Italian bonds climbed for the third day, extending a relief rally after the nation’s two populist parties agreed to form a government. Two-year securities led gains across the curve as the Five Star Movement and the League managed to piece together a team after their original pick for finance minister was vetoed. Giuseppe Conte, 53, a law professor with no political experience, will be sworn in as prime minister along with his cabinet later Friday. The new government is still seen as risky for long positions in Italian debt given dangers of credit downgrades and capital outflows, according to Societe Generale SA, which recommends using the rebound to add short positions. Analysts at ING Groep NV suggest markets will likely remain skeptical about the coalition’s commitment to the European Union. “There’s a bit of ‘once bitten, twice shy’ in Italian bonds,” said Richard Kelly, head of global strategy at Toronto-Dominion Bank in London. “You’ll still see nervousness likely keep spreads and yields from falling back to where we started, but a lack of bad news for a while should let some compression continue for now.” Italian two-year rates fell 30 basis points to 0.76 percent, while 10-year ones dropped 17 basis points to 2.63 percent. The spread on the longer-dated note over German bunds narrowed by 20 basis points to 225. In May, Italy’s benchmark debt had the biggest monthly loss since records began as the political upheaval in Rome called the future of the euro into question. Spreads between Italian and German bond yields surged beyond 300 basis points on Tuesday, the widest since 2013. While they have now retreated, analysts remain skeptical on what a populist government will mean for fiscal spending and the nation’s euro membership. Despite the stunning losses this week, Pacific Investment Management Co’s chief investment officer for global fixed income Andrew Balls told Bloomberg Television Thursday that he sees yields as “still pretty low.” The firm has had an underweight position on Italy’s debt, he added, as political and market uncertainties persist.
Japan’s Fiscal Discipline Wavers as Aging Pressure Mounts

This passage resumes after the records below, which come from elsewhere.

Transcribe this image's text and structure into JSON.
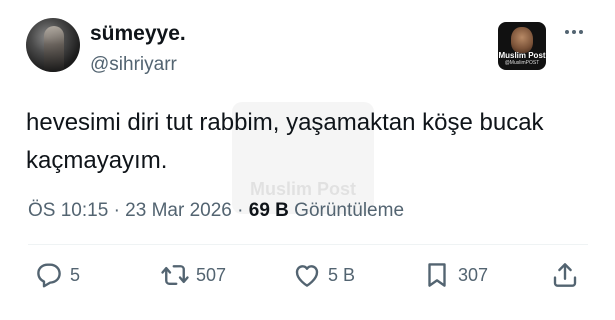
{
  "author": {
    "display_name": "sümeyye.",
    "handle": "@sihriyarr"
  },
  "badge": {
    "title": "Muslim Post",
    "subtitle": "@MuslimPOST"
  },
  "watermark": {
    "text": "Muslim Post"
  },
  "tweet": {
    "text": "hevesimi diri tut rabbim, yaşamaktan köşe bucak kaçmayayım."
  },
  "meta": {
    "time": "ÖS 10:15",
    "separator": "·",
    "date": "23 Mar 2026",
    "views_count": "69 B",
    "views_label": "Görüntüleme"
  },
  "actions": {
    "replies": "5",
    "reposts": "507",
    "likes": "5 B",
    "bookmarks": "307"
  },
  "icons": [
    "reply-icon",
    "repost-icon",
    "like-icon",
    "bookmark-icon",
    "share-icon",
    "more-icon"
  ],
  "colors": {
    "text_primary": "#0f1419",
    "text_secondary": "#536471",
    "divider": "#eff3f4"
  }
}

Japan looks set to surrender one of its most effective tools for curbing social spending as aging pushes up health, pension and eldercare costs. Key advisers to the finance ministry recently dropped a recommendation to cap annual increases in social spending at 500 billion yen ($4.6 billion), suggesting instead that limits be calibrated with aging costs, without offering details. They also favored a five-year delay in the government’s target for achieving a surplus in the primary balance, a move that won support from advisers to Prime Minister Shinzo Abe this week. With the government’s mid-term economic policy plan to be released later this month, here’s a look at key metrics in Japan’s battle to get its finances in order. They show economic growth has boosted tax receipts and narrowed the deficit, but that government debt is still piling up. While social spending is the main driver of Japan’s swelling budgets, and public outlays have increased every year since Abe came to power in late 2012, the 500 billion yen cap has been a success. Social spending in the current fiscal year that started April 1 is projected to rise by the same amount as the cap, to 32.97 trillion yen. Economists including Mizuho Research Institute’s Akihiko Noda are concerned that removal of the cap could see spending accelerate at a time when Japan should be adopting a stricter limits. Getting a surplus in the primary balance, which measures the government’s fiscal position excluding interest payments on its borrowings, has been a key target in tackling Japan’s debt problem. Pushing back the ambitious goal from 2020 to 2025 is another sign that Japan is a long way from getting on top of the debt problem.